Legal Aid Society of Puerto Rico unveils program for mental health proceedings
The Legal Aid Society of Puerto Rico, acknowledging the increasing number of people being mandated by the courts to undergo mental health treatment or subjected to involuntary commitment, has launched the Legal Assistance in Mental Health Proceedings Program.
The program is part of a proposal under the American Rescue Plan Act of 2021 and is the first legal assistance program under the Mental Health Act (Act 408-2000) with support staff covering all Puerto Rico, the entity said.
The goal is “to serve and offer access to the mental health population to integrated legal services with the participation of specialized professionals,” the organization stated.
The program not only provides legal representation to protect the rights of the participants and offer case follow-up but also has an educational component to guide and seek solutions to their needs.

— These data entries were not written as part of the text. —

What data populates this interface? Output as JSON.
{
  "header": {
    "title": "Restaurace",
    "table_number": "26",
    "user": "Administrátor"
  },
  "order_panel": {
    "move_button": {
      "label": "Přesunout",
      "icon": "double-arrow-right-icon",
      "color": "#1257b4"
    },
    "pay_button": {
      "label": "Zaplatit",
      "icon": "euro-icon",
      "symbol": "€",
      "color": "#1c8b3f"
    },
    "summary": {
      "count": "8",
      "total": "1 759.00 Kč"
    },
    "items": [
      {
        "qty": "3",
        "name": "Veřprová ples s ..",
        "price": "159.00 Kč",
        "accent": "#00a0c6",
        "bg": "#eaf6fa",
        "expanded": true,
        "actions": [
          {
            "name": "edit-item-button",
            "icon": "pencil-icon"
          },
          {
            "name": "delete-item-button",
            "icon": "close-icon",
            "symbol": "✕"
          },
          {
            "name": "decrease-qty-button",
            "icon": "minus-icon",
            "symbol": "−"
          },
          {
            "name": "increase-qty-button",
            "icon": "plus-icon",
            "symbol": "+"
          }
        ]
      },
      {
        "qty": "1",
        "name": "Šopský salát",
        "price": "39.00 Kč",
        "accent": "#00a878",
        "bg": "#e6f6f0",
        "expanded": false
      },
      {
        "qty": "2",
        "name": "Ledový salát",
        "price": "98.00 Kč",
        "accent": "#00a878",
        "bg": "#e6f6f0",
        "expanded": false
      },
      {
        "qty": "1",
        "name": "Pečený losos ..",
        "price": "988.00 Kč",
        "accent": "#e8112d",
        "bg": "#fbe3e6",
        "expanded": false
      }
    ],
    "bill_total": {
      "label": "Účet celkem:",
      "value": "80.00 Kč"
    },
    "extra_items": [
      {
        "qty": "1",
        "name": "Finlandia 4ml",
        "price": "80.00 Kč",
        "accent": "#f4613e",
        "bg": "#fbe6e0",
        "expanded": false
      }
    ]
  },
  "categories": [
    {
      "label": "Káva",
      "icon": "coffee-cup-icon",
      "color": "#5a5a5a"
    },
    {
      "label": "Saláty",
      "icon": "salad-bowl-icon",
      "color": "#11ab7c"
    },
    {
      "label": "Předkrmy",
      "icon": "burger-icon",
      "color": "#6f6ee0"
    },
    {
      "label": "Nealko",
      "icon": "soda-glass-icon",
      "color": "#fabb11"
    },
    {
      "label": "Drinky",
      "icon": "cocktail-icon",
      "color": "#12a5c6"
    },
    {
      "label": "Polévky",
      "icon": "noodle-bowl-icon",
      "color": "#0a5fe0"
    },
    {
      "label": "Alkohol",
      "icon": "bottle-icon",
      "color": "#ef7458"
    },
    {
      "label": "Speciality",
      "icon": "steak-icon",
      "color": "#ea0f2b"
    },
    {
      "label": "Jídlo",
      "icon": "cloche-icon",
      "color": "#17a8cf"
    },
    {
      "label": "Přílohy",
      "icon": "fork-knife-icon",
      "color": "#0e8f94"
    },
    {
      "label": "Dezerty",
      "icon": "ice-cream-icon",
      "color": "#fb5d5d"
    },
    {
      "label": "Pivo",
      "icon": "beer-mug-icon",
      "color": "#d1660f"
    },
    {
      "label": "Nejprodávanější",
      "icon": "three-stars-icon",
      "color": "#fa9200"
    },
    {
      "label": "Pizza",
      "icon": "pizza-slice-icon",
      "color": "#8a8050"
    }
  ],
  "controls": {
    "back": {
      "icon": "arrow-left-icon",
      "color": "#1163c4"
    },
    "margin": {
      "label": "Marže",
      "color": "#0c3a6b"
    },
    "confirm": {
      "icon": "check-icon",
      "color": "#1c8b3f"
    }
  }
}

Through the initiative, the Legal Aid Society of Puerto Rico addresses a need on the island, as services will be provided in nine of its 13 regional offices.
They will be divided as follows: Aibonito, Bayamón, Caguas, Carolina, San Juan, and the remaining four offices will be in Arecibo (also serving the Utuado region), Fajardo (also serving the Humacao region), Mayagüez (also serving the Aguadilla region) and Ponce (also serving the Guayama region). Each of the new program offices will staff an attorney, a social worker and an administrative assistant.
More than 5,000 cases are filed under Act 408 annually in Puerto Rico, the organization noted.
In the fiscal year 2021, there were more than 5,700 cases and over 7,100 court hearings in which the Legal Aid Society of Puerto Rico represented participants in mental health proceedings. These figures have been rising in the last two years, the group stated.
“This program opens a space to provide legal representation to vulnerable people subjected to involuntary commitment or compulsory treatment,” said Félix Vélez-Alejandro, the Legal Aid Society of Puerto Rico’s executive director.
“It ensures that these processes comply with due process and the best welfare of the participant,” he added.